• [Records provided]:
------------

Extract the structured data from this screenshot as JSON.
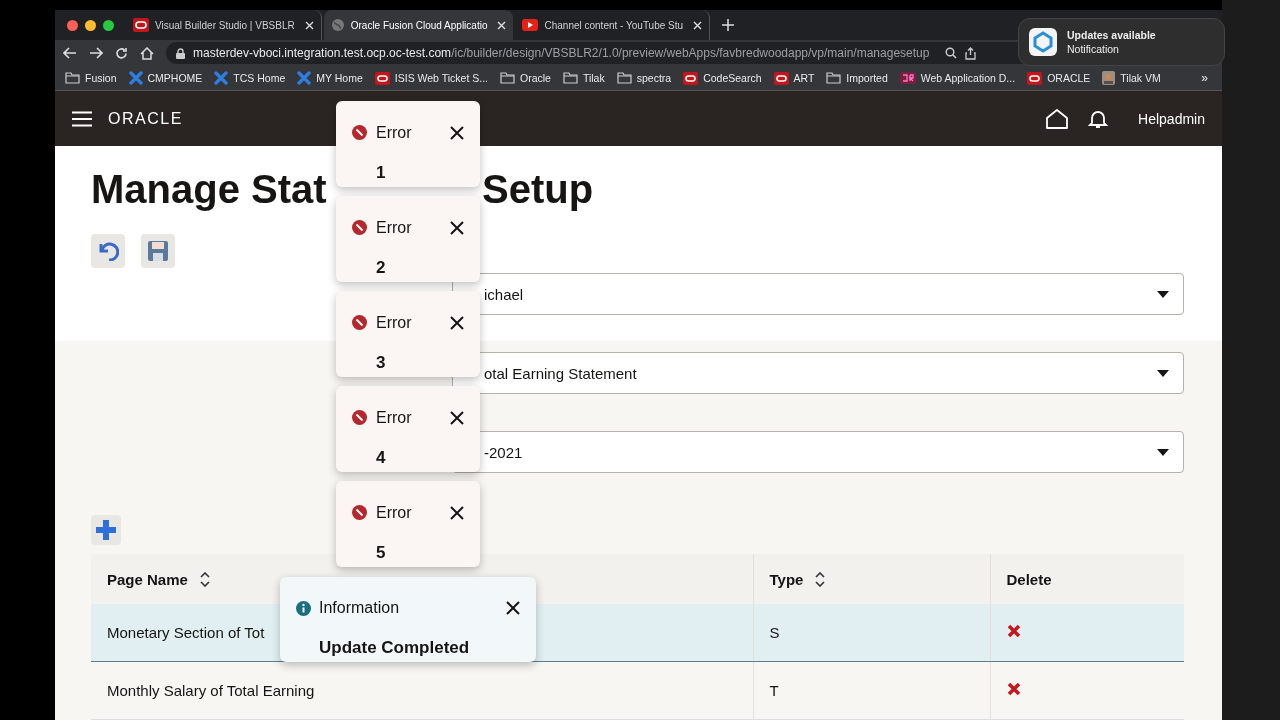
{
  "desktop_notification": {
    "title": "Updates available",
    "subtitle": "Notification"
  },
  "browser": {
    "tabs": [
      {
        "title": "Visual Builder Studio | VBSBLR",
        "selected": false
      },
      {
        "title": "Oracle Fusion Cloud Applicatio",
        "selected": true
      },
      {
        "title": "Channel content - YouTube Stu",
        "selected": false
      }
    ],
    "url_host": "masterdev-vboci.integration.test.ocp.oc-test.com",
    "url_path": "/ic/builder/design/VBSBLR2/1.0/preview/webApps/favbredwoodapp/vp/main/managesetup",
    "bookmarks": [
      {
        "label": "Fusion",
        "kind": "folder"
      },
      {
        "label": "CMPHOME",
        "kind": "cross"
      },
      {
        "label": "TCS Home",
        "kind": "cross"
      },
      {
        "label": "MY Home",
        "kind": "cross"
      },
      {
        "label": "ISIS Web Ticket S...",
        "kind": "oval"
      },
      {
        "label": "Oracle",
        "kind": "folder"
      },
      {
        "label": "Tilak",
        "kind": "folder"
      },
      {
        "label": "spectra",
        "kind": "folder"
      },
      {
        "label": "CodeSearch",
        "kind": "oval"
      },
      {
        "label": "ART",
        "kind": "oval"
      },
      {
        "label": "Imported",
        "kind": "folder"
      },
      {
        "label": "Web Application D...",
        "kind": "tile"
      },
      {
        "label": "ORACLE",
        "kind": "oval"
      },
      {
        "label": "Tilak VM",
        "kind": "thumb"
      }
    ],
    "overflow": "»"
  },
  "app": {
    "logo": "ORACLE",
    "user": "Helpadmin",
    "title_parts": [
      "Manage Stat",
      "Setup"
    ],
    "fields": [
      {
        "value": "ichael"
      },
      {
        "value": "otal Earning Statement"
      },
      {
        "value": "-2021"
      }
    ],
    "table": {
      "columns": [
        {
          "label": "Page Name",
          "sortable": true
        },
        {
          "label": "Type",
          "sortable": true
        },
        {
          "label": "Delete",
          "sortable": false
        }
      ],
      "rows": [
        {
          "cells": [
            "Monetary Section of Tot",
            "S"
          ],
          "selected": true
        },
        {
          "cells": [
            "Monthly Salary of Total Earning",
            "T"
          ],
          "selected": false
        }
      ]
    }
  },
  "toasts": [
    {
      "kind": "error",
      "title": "Error",
      "message": "1"
    },
    {
      "kind": "error",
      "title": "Error",
      "message": "2"
    },
    {
      "kind": "error",
      "title": "Error",
      "message": "3"
    },
    {
      "kind": "error",
      "title": "Error",
      "message": "4"
    },
    {
      "kind": "error",
      "title": "Error",
      "message": "5"
    },
    {
      "kind": "info",
      "title": "Information",
      "message": "Update Completed"
    }
  ]
}
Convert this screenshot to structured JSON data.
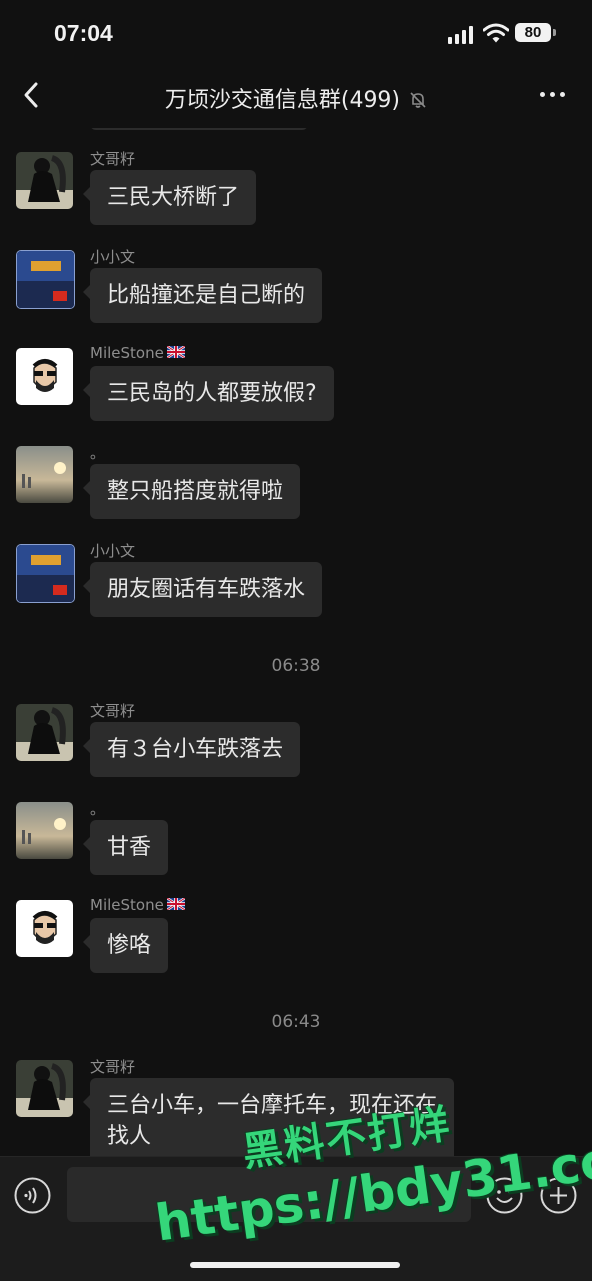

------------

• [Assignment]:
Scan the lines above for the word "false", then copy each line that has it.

• [Answer space]:
        "selected": false
        "selected": false
          "sortable": false
          "selected": false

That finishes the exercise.